● MATERIAL SUPPLIED
_ _ _ _ _

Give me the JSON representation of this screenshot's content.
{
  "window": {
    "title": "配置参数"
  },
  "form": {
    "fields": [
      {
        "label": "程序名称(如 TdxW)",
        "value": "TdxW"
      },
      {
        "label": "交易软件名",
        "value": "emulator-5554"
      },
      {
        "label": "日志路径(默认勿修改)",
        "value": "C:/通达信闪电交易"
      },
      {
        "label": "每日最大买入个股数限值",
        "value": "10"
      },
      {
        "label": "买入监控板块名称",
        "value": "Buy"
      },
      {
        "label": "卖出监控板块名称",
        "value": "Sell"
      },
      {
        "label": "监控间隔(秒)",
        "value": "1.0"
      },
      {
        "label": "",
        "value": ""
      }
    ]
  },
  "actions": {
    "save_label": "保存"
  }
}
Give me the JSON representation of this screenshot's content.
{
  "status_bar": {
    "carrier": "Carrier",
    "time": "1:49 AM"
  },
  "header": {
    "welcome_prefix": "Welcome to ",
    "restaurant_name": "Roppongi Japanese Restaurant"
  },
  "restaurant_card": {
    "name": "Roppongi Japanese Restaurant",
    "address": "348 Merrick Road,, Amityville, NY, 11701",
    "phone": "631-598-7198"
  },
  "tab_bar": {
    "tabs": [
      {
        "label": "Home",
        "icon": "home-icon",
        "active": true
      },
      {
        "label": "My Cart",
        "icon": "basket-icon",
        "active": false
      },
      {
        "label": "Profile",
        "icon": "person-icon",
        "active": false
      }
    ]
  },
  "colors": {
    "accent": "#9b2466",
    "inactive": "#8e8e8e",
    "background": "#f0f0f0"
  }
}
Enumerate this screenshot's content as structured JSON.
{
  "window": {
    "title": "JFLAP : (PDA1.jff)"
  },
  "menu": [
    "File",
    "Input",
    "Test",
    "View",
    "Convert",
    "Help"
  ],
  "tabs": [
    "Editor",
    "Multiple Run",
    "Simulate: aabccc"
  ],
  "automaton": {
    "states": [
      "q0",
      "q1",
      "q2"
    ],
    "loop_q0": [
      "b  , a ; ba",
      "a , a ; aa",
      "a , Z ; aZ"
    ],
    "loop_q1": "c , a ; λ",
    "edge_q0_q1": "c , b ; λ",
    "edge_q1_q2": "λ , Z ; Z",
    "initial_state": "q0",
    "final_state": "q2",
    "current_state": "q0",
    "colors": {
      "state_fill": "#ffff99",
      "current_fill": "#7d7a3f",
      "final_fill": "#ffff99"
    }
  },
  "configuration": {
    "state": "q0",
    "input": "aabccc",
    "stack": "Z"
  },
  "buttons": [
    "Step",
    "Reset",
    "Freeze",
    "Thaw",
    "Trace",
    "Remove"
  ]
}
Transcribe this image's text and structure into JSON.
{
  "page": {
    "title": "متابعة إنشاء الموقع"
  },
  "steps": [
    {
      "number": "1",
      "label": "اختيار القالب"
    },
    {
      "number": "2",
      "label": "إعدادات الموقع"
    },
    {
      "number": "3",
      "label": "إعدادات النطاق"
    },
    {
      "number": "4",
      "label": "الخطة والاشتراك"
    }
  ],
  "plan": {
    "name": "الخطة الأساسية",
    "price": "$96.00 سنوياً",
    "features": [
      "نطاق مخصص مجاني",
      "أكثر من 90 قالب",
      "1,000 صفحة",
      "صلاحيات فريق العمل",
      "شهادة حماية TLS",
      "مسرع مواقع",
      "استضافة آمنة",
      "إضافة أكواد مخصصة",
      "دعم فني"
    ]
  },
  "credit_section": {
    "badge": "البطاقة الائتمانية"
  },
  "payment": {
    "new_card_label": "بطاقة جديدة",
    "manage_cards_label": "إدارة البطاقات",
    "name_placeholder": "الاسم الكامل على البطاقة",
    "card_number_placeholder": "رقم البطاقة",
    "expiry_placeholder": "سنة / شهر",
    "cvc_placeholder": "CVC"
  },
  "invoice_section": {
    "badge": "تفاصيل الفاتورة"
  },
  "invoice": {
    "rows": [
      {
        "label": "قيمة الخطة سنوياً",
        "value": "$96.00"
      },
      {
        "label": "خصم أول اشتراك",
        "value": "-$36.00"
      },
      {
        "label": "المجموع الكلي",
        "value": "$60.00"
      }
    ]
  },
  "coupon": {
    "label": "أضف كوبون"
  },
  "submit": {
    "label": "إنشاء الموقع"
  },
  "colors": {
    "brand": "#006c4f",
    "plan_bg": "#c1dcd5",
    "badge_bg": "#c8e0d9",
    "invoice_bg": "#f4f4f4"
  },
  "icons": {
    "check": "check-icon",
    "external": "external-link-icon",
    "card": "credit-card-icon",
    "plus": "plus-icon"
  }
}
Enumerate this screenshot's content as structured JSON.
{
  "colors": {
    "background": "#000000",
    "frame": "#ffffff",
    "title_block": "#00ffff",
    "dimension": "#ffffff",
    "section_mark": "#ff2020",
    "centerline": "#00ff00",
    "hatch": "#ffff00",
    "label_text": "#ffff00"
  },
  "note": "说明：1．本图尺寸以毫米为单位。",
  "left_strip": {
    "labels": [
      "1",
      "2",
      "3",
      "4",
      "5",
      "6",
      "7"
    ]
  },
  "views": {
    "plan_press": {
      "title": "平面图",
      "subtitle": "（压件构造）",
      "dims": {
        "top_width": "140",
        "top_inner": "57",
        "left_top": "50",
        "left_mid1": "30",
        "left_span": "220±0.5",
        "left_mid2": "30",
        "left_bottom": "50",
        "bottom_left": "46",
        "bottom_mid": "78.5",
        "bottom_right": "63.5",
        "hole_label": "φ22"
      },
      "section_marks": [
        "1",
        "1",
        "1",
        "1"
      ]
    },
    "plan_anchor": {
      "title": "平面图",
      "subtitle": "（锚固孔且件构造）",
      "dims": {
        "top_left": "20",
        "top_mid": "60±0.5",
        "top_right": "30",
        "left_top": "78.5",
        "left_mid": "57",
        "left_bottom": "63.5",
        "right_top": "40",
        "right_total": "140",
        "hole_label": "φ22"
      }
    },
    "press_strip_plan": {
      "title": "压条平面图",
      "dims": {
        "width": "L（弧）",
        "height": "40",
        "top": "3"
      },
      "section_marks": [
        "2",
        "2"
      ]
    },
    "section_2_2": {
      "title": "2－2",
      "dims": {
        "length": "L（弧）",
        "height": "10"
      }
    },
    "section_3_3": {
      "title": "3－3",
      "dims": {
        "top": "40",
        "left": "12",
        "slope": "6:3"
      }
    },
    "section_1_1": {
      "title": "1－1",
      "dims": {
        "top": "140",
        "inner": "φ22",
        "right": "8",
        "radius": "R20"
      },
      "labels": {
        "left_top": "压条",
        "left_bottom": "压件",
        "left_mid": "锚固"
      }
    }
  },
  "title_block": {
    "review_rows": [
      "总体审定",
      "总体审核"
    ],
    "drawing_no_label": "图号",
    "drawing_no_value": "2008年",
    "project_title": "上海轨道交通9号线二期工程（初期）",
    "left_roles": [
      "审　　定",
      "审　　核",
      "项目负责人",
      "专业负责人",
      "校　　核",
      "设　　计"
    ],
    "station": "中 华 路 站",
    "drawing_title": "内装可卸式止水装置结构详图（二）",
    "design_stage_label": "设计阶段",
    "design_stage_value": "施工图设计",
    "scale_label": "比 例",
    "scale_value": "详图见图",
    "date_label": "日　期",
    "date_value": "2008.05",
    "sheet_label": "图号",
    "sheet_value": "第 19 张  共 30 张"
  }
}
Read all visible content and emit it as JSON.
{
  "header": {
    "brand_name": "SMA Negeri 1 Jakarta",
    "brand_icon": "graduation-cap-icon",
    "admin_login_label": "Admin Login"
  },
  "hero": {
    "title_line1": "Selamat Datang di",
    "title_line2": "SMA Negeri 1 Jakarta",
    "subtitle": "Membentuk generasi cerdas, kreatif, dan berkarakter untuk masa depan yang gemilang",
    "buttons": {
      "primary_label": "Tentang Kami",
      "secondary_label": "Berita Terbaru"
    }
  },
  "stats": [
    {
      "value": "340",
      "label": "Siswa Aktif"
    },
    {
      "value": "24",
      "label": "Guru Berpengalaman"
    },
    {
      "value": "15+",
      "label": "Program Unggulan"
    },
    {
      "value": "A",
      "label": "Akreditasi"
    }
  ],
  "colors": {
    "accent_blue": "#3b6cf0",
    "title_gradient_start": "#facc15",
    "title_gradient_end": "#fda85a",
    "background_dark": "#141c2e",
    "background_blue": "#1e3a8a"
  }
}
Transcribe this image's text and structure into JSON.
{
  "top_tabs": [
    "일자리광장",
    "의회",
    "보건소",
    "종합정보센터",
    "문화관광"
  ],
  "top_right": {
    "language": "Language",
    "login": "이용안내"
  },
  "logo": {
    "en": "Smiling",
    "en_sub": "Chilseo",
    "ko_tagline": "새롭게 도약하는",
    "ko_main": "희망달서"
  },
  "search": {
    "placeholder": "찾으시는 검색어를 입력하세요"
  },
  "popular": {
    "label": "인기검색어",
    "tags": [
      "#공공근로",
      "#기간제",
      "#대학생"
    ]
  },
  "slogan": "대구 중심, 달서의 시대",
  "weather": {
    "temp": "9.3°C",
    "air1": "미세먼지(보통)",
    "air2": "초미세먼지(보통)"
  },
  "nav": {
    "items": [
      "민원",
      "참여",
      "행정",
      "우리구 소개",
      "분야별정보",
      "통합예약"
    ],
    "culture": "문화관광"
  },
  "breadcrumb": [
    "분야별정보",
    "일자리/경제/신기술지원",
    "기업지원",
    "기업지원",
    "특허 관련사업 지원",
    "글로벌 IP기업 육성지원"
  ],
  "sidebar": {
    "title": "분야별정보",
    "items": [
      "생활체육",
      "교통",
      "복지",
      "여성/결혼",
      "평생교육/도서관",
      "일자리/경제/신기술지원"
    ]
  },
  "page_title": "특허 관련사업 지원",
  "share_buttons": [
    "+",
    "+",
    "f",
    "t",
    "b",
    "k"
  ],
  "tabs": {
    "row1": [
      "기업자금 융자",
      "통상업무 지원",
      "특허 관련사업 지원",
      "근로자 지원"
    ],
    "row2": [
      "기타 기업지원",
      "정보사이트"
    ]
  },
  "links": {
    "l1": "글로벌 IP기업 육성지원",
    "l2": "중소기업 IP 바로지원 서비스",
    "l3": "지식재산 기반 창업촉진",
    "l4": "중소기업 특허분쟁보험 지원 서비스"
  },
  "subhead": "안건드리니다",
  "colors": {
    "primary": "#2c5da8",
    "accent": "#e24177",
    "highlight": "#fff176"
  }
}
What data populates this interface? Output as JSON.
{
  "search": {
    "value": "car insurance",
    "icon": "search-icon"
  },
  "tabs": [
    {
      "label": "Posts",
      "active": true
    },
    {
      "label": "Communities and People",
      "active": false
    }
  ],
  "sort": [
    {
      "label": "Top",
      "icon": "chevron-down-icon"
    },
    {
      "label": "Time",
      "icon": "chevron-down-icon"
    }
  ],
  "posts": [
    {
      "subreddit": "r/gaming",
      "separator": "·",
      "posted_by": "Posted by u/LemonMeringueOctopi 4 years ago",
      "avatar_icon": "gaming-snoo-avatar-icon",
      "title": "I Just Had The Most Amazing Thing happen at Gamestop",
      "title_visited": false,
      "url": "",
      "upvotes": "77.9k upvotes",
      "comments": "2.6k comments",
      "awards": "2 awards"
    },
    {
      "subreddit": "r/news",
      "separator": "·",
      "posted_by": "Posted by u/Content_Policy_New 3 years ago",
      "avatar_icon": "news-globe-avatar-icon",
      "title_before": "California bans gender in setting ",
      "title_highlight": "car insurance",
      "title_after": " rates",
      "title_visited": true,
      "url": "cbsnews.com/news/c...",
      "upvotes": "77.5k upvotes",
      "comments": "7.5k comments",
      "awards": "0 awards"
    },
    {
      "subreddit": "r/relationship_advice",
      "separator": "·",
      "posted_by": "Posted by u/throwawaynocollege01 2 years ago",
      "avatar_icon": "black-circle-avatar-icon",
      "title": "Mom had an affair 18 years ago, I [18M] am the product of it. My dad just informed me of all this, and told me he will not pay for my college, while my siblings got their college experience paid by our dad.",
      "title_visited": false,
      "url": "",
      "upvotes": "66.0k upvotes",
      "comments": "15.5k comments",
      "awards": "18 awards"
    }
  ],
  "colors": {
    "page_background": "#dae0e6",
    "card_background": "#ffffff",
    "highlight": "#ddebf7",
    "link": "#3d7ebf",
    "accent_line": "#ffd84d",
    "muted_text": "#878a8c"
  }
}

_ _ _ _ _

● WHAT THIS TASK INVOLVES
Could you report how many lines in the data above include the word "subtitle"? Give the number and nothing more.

● TASK OUTPUT
3